◆ **How to complete this task**
Every line of the data that includes "Testing" should be copied out.

◆ **Input data**
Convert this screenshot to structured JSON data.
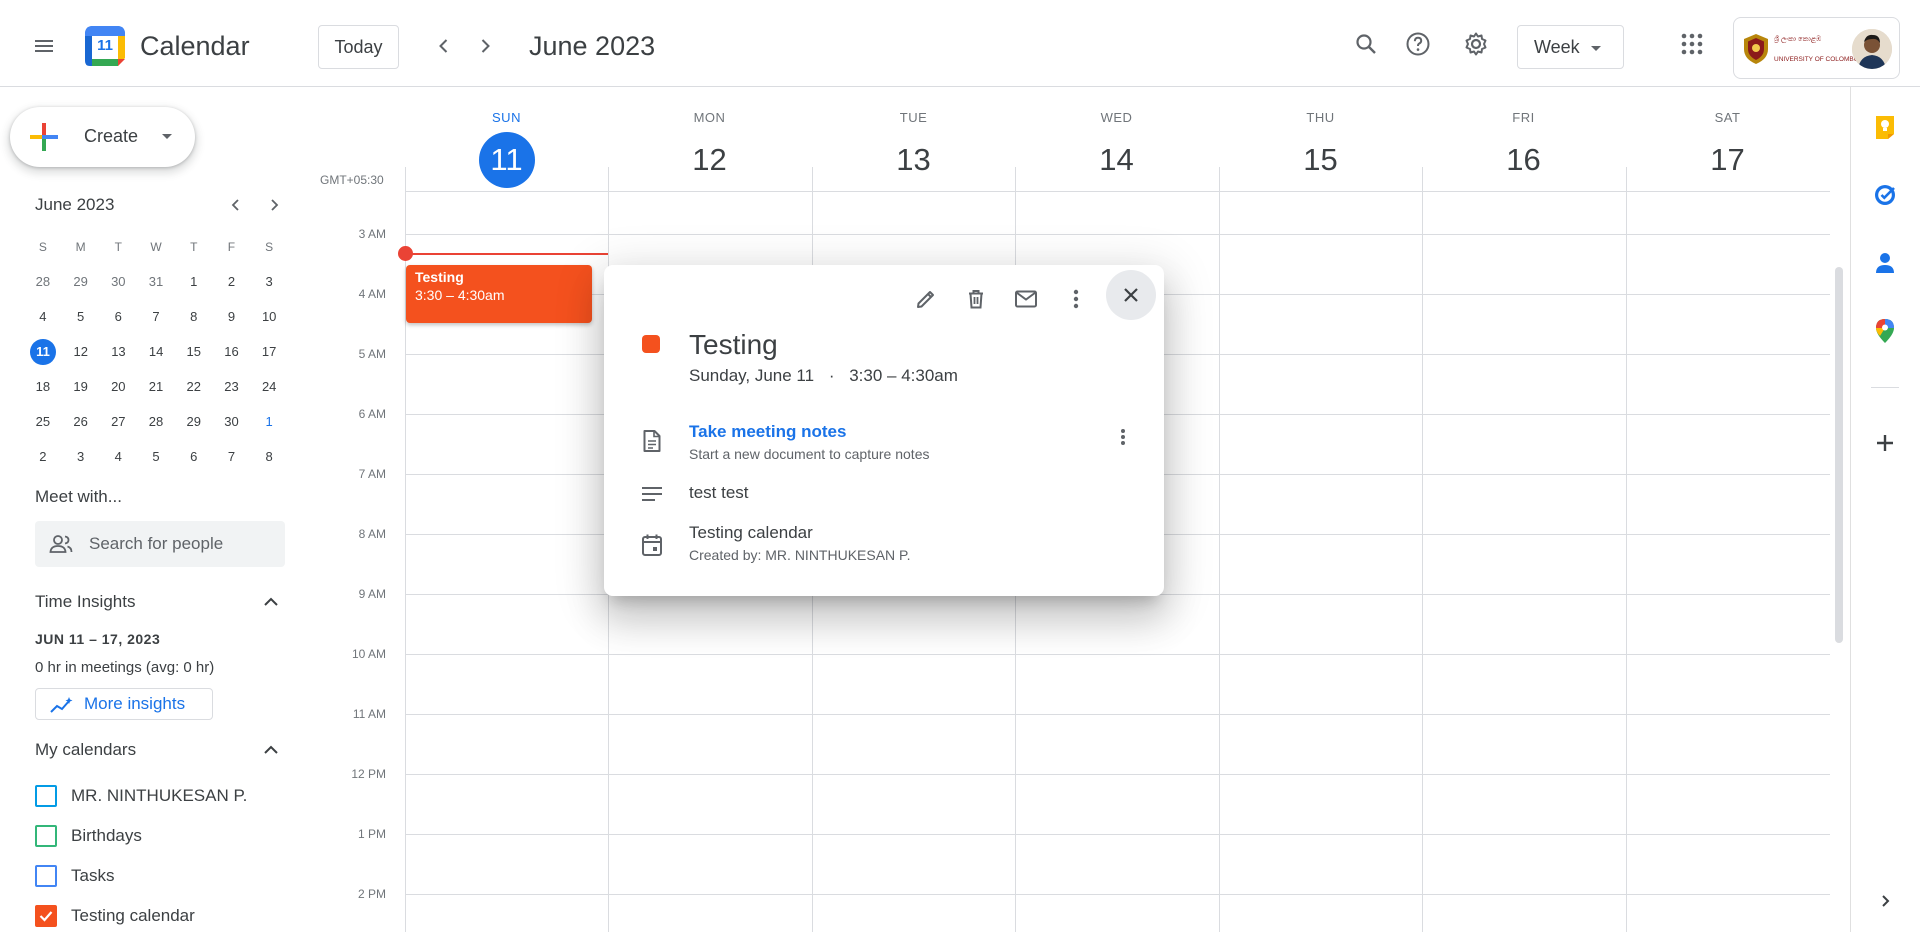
{
  "header": {
    "app_name": "Calendar",
    "logo_number": "11",
    "today_label": "Today",
    "current_range": "June 2023",
    "view_label": "Week",
    "org_text_1": "ශ්‍රී ලංකා කොළඹ",
    "org_text_2": "UNIVERSITY OF COLOMBO"
  },
  "sidebar": {
    "create_label": "Create",
    "mini_calendar": {
      "title": "June 2023",
      "weekday_headers": [
        "S",
        "M",
        "T",
        "W",
        "T",
        "F",
        "S"
      ],
      "weeks": [
        [
          "28",
          "29",
          "30",
          "31",
          "1",
          "2",
          "3"
        ],
        [
          "4",
          "5",
          "6",
          "7",
          "8",
          "9",
          "10"
        ],
        [
          "11",
          "12",
          "13",
          "14",
          "15",
          "16",
          "17"
        ],
        [
          "18",
          "19",
          "20",
          "21",
          "22",
          "23",
          "24"
        ],
        [
          "25",
          "26",
          "27",
          "28",
          "29",
          "30",
          "1"
        ],
        [
          "2",
          "3",
          "4",
          "5",
          "6",
          "7",
          "8"
        ]
      ],
      "selected_day": "11"
    },
    "meet_with": {
      "title": "Meet with...",
      "search_placeholder": "Search for people"
    },
    "time_insights": {
      "title": "Time Insights",
      "range": "JUN 11 – 17, 2023",
      "summary": "0 hr in meetings (avg: 0 hr)",
      "more_label": "More insights"
    },
    "my_calendars": {
      "title": "My calendars",
      "items": [
        {
          "label": "MR. NINTHUKESAN P.",
          "color": "#039be5",
          "checked": false
        },
        {
          "label": "Birthdays",
          "color": "#33b679",
          "checked": false
        },
        {
          "label": "Tasks",
          "color": "#4285f4",
          "checked": false
        },
        {
          "label": "Testing calendar",
          "color": "#f4511e",
          "checked": true
        }
      ]
    }
  },
  "week": {
    "timezone": "GMT+05:30",
    "days": [
      {
        "dow": "SUN",
        "num": "11",
        "active": true
      },
      {
        "dow": "MON",
        "num": "12",
        "active": false
      },
      {
        "dow": "TUE",
        "num": "13",
        "active": false
      },
      {
        "dow": "WED",
        "num": "14",
        "active": false
      },
      {
        "dow": "THU",
        "num": "15",
        "active": false
      },
      {
        "dow": "FRI",
        "num": "16",
        "active": false
      },
      {
        "dow": "SAT",
        "num": "17",
        "active": false
      }
    ],
    "hours": [
      "3 AM",
      "4 AM",
      "5 AM",
      "6 AM",
      "7 AM",
      "8 AM",
      "9 AM",
      "10 AM",
      "11 AM",
      "12 PM",
      "1 PM",
      "2 PM"
    ]
  },
  "event": {
    "title": "Testing",
    "time": "3:30 – 4:30am",
    "color": "#f4511e"
  },
  "popover": {
    "title": "Testing",
    "date": "Sunday, June 11",
    "separator": "·",
    "time": "3:30 – 4:30am",
    "notes_link": "Take meeting notes",
    "notes_sub": "Start a new document to capture notes",
    "description": "test test",
    "calendar_name": "Testing calendar",
    "created_by": "Created by: MR. NINTHUKESAN P."
  },
  "colors": {
    "accent": "#1a73e8",
    "event": "#f4511e",
    "now_line": "#ea4335"
  }
}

◆ **Response to the exercise**
          "label": "Testing calendar",
    "title": "Testing",
    "title": "Testing",
    "calendar_name": "Testing calendar",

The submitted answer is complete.